Pictures of people were collected during the day Thursday at The Zone, 11731 S. Avenue O, and in the evening at the East Side United Methodist Church, 11000 Ewing Ave. The Zone is a community center affiliated with the Methodist church that was chosen for its location across the street from the proposed site of the Leucadia coal-to-gas plant.
Cheryl Johnson, of the People for Community Recovery group, said she hopes activists can persuade city officials to support their opposition view to the plants, which have the support of 10th Ward Alderman John Pope, who cites the thousands of jobs that would be created as a result.
Aides to Pope on Thursday reiterated that 1,100 jobs would be created to construct the coal gasification plant alone, with hundreds more for the cement plant. "It's jobs, and it's clean," said one aldermanic aide.
But for Johnson, that is not good enough.
"Pollution has no boundaries," she said, explaining that pollutants emitted in the 10th Ward could spread throughout the city. "It behooves him to come up with an ordinance that would restrict this."
Meanwhile, Rosa Perea, of the South Chicago neighborhood-based Juan Diego Community Center, said she wants to change the perception of city officials who think the 10th Ward is purely industrial.
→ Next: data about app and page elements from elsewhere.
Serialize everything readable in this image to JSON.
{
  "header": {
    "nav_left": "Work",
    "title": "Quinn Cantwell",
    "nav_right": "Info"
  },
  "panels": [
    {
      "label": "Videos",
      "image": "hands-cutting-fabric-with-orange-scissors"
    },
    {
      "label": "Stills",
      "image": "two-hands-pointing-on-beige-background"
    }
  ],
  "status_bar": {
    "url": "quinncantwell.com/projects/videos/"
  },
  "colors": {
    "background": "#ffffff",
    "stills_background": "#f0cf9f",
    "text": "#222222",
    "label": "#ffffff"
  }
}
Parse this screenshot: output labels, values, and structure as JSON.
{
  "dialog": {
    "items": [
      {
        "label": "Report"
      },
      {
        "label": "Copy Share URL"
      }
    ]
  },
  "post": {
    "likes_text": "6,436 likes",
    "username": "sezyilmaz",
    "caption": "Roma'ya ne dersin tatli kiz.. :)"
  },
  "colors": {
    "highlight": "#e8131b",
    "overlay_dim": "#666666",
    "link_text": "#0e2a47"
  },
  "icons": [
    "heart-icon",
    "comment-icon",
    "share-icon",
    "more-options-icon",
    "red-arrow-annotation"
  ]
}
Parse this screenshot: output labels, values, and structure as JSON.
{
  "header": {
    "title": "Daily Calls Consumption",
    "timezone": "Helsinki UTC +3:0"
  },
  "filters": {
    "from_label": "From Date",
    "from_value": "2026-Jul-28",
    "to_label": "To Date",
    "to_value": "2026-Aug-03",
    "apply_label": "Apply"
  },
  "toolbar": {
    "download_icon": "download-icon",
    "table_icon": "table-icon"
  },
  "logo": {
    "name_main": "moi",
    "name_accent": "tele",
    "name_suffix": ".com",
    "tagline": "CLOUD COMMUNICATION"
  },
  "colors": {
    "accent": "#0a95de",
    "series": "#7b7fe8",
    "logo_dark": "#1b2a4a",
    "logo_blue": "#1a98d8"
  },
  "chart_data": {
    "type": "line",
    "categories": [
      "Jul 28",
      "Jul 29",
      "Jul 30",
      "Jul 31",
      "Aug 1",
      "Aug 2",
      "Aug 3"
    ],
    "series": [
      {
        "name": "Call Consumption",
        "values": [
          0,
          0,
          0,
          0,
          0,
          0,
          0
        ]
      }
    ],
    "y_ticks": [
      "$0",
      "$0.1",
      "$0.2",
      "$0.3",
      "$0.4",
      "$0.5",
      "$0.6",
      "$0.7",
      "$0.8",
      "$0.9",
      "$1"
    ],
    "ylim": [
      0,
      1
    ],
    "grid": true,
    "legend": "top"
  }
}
"I'm so sick and tired of people who think South Chicago is like a dumping site for the city," she said.